One more thing:
Priests, you are walking around as representatives of Jesus Christ on Earth. Stop allowing your humility and your fear of engagement to get in the way of understanding this. I’m sorry you can never truly take off your collar, but that’s what you were called to do, that’s what you signed up for.
Some of you fear veneration so much, you don’t acknowledge the connections your flock makes between you and Jesus. On the other hand, some of you do, but you stand in an ego-based, prideful place. Don’t do that.  
You need to practice stepping yourselves back. Let go of your ego and your fear of what people think about the real you. Quiet down and be still.
Because when you do, you’ll remember that you aren’t wearing a costume and performing a role. You'll remember you ARE a priest. You’ll feel yourself truly open as a conduit for the Holy Spirit, and you’ll allow Jesus to serve through you. Relax and fall into His hands. He’s got you.
And with you in Him and Him in you, your unique expression of His Light will shine through and beam out onto others.
How do I know this? You preached it to me.

Okay, then.  

Tea Time!

Seriously, you don’t want to read this book with any type of numbing agent. No alcohol or recreational drugs. No eating while reading if you can help it. Drink plenty of water to flush any emotional toxins that may come up for you.

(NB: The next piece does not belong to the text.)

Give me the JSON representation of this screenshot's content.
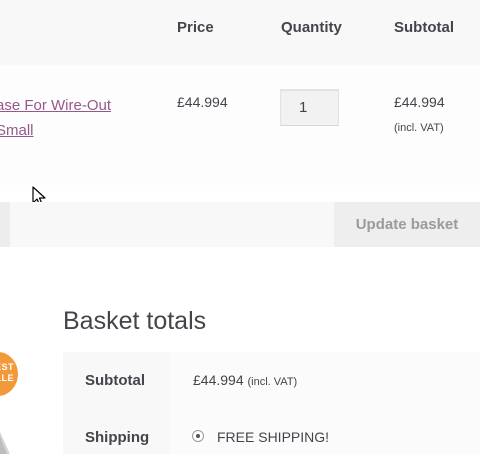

You might have to set the book aside for a while as you process or act on what surfaces. You might realize you need counseling. You might not. Who knows.
Either way, I highly recommend the drinking of tea as you read or during your breaks.
Tea shows up throughout the book. Here’s my favorite passage from the beach:
“I carry my tea and snacks back to my blanket and as soon as I sit down, the sun hits the horizon and its white light shatters into all the colors of the rainbow.” Page 166
Tea is hydrating, warm, and comforting.
I’m all about Holy Basil or Tulsi tea. In India, it’s believed to be a sacred plant infused with healing powers. The box comes with “Blessings and Namaste!” Can’t beat that.
Whether you microwave your mug o’ tea, or boil a pot of water to sooth yourself via the whole tea-brewing experience, it’s all goodness.

Cheers to you, Glennon Doyle Melton! Thank you for your book.